The lines below that include "Bacon" are to be found and copied.
----- SOURCE INFORMATION -----
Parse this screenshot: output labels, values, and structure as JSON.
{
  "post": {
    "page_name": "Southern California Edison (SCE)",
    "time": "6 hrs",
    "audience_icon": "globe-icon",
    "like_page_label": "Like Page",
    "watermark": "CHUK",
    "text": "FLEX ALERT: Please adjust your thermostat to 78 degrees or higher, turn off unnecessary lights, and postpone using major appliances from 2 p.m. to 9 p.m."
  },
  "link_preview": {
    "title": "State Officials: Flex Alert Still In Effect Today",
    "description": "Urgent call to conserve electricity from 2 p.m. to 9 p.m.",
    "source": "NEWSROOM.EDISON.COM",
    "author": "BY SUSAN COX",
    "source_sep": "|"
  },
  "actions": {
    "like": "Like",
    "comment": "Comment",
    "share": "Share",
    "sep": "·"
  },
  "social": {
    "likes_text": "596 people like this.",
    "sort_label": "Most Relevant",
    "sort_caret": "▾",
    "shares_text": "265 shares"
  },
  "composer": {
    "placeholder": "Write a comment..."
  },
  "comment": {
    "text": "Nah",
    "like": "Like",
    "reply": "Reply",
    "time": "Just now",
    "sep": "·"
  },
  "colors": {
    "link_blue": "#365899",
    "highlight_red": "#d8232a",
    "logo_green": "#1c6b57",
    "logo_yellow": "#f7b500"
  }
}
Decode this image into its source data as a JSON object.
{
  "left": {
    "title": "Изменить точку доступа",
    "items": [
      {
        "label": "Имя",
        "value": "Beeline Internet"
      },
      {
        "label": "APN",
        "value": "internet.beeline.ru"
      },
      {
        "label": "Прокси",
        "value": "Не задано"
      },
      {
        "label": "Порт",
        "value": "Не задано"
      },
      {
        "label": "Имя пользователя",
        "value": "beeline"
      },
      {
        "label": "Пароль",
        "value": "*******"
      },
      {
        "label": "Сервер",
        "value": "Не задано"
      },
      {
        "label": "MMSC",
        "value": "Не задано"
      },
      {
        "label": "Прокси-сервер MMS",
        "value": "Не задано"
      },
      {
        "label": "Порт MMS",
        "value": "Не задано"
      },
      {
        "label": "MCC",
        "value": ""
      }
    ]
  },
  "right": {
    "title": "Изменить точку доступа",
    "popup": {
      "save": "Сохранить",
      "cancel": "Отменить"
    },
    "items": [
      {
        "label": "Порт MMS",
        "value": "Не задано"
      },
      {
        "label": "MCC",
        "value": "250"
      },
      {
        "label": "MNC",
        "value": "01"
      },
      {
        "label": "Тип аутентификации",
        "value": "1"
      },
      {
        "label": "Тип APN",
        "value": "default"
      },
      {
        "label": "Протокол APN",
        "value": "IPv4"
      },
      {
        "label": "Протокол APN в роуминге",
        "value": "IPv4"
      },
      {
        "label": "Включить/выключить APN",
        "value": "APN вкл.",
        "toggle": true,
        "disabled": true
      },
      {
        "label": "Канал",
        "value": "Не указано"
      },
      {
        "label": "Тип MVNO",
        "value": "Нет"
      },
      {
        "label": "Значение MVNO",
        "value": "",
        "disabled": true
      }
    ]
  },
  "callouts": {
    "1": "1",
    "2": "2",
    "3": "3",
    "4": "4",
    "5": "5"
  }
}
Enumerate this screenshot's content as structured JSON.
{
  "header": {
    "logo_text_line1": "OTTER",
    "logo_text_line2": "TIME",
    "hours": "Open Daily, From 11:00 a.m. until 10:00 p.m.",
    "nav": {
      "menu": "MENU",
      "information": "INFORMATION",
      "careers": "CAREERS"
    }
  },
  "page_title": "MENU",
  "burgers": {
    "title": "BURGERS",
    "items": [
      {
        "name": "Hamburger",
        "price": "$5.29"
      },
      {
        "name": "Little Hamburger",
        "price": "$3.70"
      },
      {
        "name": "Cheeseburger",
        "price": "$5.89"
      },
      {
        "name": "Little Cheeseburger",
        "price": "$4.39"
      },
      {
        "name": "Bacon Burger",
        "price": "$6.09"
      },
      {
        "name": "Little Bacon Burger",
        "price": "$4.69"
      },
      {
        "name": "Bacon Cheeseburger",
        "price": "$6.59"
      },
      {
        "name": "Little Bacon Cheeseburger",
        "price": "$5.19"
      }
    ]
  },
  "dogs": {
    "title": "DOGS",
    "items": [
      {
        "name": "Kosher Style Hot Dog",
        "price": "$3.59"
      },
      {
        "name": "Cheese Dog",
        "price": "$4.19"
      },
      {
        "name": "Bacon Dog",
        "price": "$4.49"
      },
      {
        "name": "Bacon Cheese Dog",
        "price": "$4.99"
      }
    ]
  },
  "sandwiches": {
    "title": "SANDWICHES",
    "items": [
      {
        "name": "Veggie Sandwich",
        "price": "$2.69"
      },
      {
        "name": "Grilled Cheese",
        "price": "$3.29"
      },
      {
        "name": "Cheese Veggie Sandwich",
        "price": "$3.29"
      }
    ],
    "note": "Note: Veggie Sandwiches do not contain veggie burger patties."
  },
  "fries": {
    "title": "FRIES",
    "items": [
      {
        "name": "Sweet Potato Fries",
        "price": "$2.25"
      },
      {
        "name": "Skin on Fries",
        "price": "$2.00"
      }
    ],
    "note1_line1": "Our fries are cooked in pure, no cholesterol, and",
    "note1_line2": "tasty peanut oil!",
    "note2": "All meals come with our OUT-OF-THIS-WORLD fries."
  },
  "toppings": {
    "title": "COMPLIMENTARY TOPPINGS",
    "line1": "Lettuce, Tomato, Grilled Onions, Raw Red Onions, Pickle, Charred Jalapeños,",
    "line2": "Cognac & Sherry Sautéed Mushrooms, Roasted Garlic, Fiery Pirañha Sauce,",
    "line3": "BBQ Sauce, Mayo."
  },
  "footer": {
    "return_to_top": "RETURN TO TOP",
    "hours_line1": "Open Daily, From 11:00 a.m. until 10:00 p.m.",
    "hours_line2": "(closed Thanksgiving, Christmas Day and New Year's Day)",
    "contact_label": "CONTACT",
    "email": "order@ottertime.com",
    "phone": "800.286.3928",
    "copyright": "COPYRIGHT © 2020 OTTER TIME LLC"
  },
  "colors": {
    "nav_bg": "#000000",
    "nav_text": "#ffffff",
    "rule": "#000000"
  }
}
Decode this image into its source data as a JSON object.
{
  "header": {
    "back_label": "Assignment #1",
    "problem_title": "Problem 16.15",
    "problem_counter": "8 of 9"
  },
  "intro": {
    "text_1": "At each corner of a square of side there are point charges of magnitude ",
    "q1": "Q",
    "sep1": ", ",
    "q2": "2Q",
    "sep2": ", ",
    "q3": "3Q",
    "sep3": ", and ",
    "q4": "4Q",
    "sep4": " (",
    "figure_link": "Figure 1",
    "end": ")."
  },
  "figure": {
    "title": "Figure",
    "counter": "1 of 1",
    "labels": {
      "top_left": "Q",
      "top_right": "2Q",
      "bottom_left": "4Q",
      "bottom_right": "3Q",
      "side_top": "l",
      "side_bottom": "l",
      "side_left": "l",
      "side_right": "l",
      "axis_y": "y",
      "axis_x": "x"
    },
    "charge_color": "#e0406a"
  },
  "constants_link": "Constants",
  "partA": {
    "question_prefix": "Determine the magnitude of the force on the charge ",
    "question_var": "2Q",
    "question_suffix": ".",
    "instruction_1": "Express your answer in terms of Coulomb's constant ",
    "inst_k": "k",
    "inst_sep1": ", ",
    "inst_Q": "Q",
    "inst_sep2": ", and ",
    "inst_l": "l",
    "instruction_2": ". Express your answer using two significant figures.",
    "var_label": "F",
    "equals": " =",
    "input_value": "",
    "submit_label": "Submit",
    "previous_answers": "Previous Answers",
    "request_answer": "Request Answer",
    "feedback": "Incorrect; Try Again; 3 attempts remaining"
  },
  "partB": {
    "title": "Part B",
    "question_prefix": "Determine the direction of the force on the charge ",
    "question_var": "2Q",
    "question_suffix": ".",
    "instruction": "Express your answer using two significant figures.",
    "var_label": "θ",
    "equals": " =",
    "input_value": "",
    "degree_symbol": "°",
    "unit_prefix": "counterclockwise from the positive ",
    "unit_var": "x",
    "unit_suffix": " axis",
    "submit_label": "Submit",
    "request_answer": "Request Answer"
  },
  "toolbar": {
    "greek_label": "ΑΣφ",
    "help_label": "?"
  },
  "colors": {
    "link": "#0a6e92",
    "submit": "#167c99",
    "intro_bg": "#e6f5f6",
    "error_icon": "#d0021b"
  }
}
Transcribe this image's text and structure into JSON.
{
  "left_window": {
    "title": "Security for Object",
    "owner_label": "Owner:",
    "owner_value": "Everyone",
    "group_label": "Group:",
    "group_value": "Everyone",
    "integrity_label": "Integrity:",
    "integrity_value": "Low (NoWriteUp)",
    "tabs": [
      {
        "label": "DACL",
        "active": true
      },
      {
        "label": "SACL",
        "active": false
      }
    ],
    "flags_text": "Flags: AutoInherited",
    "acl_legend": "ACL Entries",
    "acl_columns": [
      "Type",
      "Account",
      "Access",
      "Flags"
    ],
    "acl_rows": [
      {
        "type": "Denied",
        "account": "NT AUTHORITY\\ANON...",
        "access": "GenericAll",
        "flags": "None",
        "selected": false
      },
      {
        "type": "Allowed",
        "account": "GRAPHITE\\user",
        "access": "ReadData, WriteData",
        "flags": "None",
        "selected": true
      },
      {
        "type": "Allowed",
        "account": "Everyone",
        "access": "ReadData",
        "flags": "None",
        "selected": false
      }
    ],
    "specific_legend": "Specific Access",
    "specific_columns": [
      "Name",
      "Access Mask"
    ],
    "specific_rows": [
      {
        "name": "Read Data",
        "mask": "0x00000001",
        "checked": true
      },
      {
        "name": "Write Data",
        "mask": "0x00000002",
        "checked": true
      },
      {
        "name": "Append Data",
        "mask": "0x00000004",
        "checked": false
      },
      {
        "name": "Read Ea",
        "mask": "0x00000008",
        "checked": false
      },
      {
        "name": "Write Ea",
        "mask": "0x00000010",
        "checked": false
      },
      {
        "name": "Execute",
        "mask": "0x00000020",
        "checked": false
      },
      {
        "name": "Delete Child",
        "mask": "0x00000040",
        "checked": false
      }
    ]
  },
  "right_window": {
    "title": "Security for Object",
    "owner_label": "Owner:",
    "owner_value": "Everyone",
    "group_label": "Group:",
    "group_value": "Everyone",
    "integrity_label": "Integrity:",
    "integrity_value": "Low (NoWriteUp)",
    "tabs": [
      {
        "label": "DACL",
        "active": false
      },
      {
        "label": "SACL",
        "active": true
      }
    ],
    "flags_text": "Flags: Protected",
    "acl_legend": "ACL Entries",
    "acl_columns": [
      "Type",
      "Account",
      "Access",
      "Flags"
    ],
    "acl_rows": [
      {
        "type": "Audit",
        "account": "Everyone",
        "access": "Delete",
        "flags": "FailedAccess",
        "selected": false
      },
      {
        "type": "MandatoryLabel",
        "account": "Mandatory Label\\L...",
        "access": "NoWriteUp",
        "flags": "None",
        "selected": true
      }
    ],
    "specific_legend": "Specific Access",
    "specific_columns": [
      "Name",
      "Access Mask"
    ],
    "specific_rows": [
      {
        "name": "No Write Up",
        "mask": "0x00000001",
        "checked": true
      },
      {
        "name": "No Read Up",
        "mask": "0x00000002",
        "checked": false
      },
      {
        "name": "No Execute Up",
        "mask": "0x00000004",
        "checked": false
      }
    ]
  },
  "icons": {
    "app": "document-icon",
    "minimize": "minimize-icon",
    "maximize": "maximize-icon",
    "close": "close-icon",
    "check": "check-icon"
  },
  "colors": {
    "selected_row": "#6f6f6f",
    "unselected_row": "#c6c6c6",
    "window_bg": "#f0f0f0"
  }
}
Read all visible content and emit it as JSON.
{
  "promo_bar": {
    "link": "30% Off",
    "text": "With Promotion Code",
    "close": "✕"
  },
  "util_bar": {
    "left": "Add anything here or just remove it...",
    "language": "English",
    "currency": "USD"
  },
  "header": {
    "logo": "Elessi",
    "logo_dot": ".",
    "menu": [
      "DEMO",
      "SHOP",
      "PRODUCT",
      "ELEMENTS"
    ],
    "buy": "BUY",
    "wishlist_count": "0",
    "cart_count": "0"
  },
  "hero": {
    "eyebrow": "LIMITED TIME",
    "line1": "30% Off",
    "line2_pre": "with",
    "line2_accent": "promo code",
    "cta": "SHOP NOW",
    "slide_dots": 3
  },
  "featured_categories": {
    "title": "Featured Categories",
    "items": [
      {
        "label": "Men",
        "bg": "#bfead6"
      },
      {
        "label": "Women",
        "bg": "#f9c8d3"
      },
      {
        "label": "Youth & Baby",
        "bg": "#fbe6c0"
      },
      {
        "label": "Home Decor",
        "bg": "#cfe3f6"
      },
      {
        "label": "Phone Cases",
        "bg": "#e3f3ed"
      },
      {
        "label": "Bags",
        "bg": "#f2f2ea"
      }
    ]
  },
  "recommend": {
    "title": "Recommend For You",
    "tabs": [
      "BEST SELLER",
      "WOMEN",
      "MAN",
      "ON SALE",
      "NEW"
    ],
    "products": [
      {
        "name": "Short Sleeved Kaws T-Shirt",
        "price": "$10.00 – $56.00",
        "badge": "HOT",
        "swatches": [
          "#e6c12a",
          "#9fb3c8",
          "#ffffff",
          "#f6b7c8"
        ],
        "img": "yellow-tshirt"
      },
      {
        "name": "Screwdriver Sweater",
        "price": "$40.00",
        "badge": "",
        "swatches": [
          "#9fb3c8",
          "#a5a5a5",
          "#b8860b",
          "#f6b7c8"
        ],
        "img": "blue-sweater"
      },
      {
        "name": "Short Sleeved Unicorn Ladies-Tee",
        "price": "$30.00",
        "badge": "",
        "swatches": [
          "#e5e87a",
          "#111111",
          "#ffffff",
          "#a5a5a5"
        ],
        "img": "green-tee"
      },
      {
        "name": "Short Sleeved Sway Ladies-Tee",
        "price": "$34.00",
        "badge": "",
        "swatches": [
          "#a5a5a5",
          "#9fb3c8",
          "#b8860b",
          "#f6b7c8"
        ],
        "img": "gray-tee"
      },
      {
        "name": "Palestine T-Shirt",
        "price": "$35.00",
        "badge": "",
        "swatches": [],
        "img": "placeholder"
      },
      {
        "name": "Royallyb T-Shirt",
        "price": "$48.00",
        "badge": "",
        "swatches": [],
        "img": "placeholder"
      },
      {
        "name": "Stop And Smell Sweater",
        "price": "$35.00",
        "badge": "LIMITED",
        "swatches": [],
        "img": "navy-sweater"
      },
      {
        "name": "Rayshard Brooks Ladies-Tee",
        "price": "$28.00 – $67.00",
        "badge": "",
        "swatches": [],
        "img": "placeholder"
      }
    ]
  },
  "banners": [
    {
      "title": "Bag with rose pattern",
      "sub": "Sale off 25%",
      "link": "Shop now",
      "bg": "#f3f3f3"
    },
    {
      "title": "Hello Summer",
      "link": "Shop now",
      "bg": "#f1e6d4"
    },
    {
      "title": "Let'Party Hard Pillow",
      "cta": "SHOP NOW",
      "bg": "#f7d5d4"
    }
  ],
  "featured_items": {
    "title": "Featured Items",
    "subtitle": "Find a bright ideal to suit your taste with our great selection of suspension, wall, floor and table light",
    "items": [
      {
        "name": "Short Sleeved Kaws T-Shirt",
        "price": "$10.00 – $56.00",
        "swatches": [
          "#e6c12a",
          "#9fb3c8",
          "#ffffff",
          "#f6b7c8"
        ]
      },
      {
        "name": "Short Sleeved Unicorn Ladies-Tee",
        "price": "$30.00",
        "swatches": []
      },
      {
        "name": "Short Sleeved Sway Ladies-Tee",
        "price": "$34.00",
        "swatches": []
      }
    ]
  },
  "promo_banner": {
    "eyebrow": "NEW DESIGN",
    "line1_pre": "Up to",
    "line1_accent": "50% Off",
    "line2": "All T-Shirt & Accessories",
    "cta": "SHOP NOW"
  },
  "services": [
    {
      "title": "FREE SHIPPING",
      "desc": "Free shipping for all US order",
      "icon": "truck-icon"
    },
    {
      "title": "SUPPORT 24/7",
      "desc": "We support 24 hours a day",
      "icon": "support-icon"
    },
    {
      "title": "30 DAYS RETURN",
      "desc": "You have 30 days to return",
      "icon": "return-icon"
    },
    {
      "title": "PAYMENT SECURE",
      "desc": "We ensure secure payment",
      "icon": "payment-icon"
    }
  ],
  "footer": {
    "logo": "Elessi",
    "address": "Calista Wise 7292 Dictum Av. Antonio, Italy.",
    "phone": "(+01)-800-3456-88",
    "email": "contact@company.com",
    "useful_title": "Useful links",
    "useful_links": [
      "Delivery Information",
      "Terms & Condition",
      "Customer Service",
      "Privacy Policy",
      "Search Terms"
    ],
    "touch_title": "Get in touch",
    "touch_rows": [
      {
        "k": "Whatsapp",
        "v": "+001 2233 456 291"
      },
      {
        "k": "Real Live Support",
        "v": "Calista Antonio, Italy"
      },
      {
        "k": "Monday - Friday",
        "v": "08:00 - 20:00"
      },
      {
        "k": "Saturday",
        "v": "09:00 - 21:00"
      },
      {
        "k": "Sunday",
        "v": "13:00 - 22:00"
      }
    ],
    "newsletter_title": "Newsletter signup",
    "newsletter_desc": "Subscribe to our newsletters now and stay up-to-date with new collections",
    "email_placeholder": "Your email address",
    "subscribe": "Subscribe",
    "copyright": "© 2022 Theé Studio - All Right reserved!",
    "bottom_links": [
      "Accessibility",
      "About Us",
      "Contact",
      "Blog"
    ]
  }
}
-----
EXERCISE SOLUTION
        "name": "Bacon Burger",
        "name": "Little Bacon Burger",
        "name": "Bacon Cheeseburger",
        "name": "Little Bacon Cheeseburger",
        "name": "Bacon Dog",
        "name": "Bacon Cheese Dog",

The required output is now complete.